ACTIVITY: Show each line in the listing below that contains the word "Direct".

═════ DATA SHOWN

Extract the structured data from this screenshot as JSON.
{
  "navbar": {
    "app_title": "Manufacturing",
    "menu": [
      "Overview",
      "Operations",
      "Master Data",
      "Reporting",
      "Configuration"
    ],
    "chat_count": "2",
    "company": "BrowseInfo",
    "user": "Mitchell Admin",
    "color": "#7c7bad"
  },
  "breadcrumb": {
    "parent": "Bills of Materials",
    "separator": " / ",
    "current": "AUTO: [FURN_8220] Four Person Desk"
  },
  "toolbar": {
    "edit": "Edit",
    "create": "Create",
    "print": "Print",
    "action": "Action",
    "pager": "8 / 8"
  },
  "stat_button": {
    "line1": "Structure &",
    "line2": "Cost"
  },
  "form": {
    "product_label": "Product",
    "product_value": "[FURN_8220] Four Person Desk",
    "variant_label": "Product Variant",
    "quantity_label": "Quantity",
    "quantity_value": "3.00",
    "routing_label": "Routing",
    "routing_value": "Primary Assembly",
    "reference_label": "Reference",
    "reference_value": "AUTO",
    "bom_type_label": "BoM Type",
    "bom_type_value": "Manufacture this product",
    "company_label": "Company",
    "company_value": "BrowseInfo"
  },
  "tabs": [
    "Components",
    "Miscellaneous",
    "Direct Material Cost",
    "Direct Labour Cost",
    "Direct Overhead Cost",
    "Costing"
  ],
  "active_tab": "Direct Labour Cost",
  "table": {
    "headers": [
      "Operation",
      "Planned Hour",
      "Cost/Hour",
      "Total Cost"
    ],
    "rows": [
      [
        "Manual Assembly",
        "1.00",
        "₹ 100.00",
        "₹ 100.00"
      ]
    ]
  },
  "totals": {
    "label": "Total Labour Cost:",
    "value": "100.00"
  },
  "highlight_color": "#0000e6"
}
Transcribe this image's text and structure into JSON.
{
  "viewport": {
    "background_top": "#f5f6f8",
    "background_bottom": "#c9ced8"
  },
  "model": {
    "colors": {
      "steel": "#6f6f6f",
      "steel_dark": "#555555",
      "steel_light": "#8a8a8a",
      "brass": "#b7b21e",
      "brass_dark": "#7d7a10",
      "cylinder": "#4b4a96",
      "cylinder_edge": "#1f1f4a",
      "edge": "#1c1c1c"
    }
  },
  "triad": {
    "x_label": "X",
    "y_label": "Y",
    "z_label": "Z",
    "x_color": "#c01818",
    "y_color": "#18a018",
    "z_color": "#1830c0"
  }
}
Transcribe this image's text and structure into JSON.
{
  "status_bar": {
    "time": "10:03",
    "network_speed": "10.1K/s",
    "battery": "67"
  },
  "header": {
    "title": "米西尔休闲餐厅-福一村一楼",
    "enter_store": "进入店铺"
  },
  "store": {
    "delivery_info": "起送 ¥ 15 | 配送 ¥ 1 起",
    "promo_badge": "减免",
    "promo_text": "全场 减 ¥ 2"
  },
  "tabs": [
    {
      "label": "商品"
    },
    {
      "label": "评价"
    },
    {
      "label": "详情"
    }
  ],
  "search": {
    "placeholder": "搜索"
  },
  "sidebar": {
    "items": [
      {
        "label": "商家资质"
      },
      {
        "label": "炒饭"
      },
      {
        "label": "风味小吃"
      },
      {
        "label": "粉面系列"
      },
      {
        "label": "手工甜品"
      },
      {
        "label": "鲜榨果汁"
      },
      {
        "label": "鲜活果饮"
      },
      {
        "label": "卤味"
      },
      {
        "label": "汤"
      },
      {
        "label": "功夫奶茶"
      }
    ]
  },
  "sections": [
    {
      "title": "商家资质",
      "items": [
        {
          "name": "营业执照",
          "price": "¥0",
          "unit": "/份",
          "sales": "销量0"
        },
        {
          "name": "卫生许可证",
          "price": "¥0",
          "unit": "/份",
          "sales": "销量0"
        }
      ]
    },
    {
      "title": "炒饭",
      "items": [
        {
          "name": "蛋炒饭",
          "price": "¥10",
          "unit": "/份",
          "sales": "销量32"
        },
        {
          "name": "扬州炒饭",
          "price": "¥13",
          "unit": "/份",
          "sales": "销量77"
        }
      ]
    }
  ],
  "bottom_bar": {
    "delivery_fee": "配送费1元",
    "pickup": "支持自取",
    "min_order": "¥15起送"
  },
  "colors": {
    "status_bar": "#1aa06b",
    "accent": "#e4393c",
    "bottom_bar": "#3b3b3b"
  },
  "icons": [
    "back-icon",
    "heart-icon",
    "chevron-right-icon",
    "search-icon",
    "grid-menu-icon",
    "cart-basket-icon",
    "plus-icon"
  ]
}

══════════

RESPONSE:
    "Direct Material Cost",
    "Direct Labour Cost",
    "Direct Overhead Cost",
  "active_tab": "Direct Labour Cost",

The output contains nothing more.